PROBLEM REQUIREMENTS => The required answer is an exact copy of every entry underneath.
(RECORDS FOR THE EXERCISE)
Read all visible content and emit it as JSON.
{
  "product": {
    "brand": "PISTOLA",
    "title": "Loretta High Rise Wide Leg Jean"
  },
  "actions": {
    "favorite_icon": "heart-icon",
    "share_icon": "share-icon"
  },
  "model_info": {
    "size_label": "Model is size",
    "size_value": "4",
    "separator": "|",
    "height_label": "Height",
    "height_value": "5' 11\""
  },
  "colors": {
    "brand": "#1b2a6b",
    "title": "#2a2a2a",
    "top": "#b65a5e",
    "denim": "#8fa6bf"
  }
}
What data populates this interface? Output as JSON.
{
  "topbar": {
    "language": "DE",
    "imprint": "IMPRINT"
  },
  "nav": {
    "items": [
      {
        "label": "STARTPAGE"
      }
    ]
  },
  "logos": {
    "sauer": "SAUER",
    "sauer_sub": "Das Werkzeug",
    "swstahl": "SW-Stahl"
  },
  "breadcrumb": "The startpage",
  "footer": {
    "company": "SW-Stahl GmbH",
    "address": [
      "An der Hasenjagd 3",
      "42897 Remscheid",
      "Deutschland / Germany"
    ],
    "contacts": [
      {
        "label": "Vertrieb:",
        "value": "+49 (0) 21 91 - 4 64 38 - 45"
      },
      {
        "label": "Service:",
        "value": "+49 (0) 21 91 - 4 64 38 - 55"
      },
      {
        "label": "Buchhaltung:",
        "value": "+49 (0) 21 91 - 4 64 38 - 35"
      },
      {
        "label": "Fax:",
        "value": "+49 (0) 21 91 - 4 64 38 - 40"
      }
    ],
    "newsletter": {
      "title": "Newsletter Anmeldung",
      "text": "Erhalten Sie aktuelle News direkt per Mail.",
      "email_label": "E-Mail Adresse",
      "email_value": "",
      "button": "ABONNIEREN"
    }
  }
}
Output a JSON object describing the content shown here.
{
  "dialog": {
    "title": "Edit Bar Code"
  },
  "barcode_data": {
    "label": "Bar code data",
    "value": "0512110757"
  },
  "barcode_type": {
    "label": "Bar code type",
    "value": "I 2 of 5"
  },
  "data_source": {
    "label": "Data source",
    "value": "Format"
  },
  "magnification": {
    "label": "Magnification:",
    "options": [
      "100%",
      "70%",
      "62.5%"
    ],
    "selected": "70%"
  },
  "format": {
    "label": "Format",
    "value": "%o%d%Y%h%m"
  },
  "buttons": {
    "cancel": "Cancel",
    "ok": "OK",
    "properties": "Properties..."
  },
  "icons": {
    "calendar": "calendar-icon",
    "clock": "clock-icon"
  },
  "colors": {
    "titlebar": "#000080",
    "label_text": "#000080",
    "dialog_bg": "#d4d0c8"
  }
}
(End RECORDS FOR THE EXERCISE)
ANSWER SECTION =>
Read all visible content and emit it as JSON.
{
  "product": {
    "brand": "PISTOLA",
    "title": "Loretta High Rise Wide Leg Jean"
  },
  "actions": {
    "favorite_icon": "heart-icon",
    "share_icon": "share-icon"
  },
  "model_info": {
    "size_label": "Model is size",
    "size_value": "4",
    "separator": "|",
    "height_label": "Height",
    "height_value": "5' 11\""
  },
  "colors": {
    "brand": "#1b2a6b",
    "title": "#2a2a2a",
    "top": "#b65a5e",
    "denim": "#8fa6bf"
  }
}
What data populates this interface? Output as JSON.
{
  "topbar": {
    "language": "DE",
    "imprint": "IMPRINT"
  },
  "nav": {
    "items": [
      {
        "label": "STARTPAGE"
      }
    ]
  },
  "logos": {
    "sauer": "SAUER",
    "sauer_sub": "Das Werkzeug",
    "swstahl": "SW-Stahl"
  },
  "breadcrumb": "The startpage",
  "footer": {
    "company": "SW-Stahl GmbH",
    "address": [
      "An der Hasenjagd 3",
      "42897 Remscheid",
      "Deutschland / Germany"
    ],
    "contacts": [
      {
        "label": "Vertrieb:",
        "value": "+49 (0) 21 91 - 4 64 38 - 45"
      },
      {
        "label": "Service:",
        "value": "+49 (0) 21 91 - 4 64 38 - 55"
      },
      {
        "label": "Buchhaltung:",
        "value": "+49 (0) 21 91 - 4 64 38 - 35"
      },
      {
        "label": "Fax:",
        "value": "+49 (0) 21 91 - 4 64 38 - 40"
      }
    ],
    "newsletter": {
      "title": "Newsletter Anmeldung",
      "text": "Erhalten Sie aktuelle News direkt per Mail.",
      "email_label": "E-Mail Adresse",
      "email_value": "",
      "button": "ABONNIEREN"
    }
  }
}
Output a JSON object describing the content shown here.
{
  "dialog": {
    "title": "Edit Bar Code"
  },
  "barcode_data": {
    "label": "Bar code data",
    "value": "0512110757"
  },
  "barcode_type": {
    "label": "Bar code type",
    "value": "I 2 of 5"
  },
  "data_source": {
    "label": "Data source",
    "value": "Format"
  },
  "magnification": {
    "label": "Magnification:",
    "options": [
      "100%",
      "70%",
      "62.5%"
    ],
    "selected": "70%"
  },
  "format": {
    "label": "Format",
    "value": "%o%d%Y%h%m"
  },
  "buttons": {
    "cancel": "Cancel",
    "ok": "OK",
    "properties": "Properties..."
  },
  "icons": {
    "calendar": "calendar-icon",
    "clock": "clock-icon"
  },
  "colors": {
    "titlebar": "#000080",
    "label_text": "#000080",
    "dialog_bg": "#d4d0c8"
  }
}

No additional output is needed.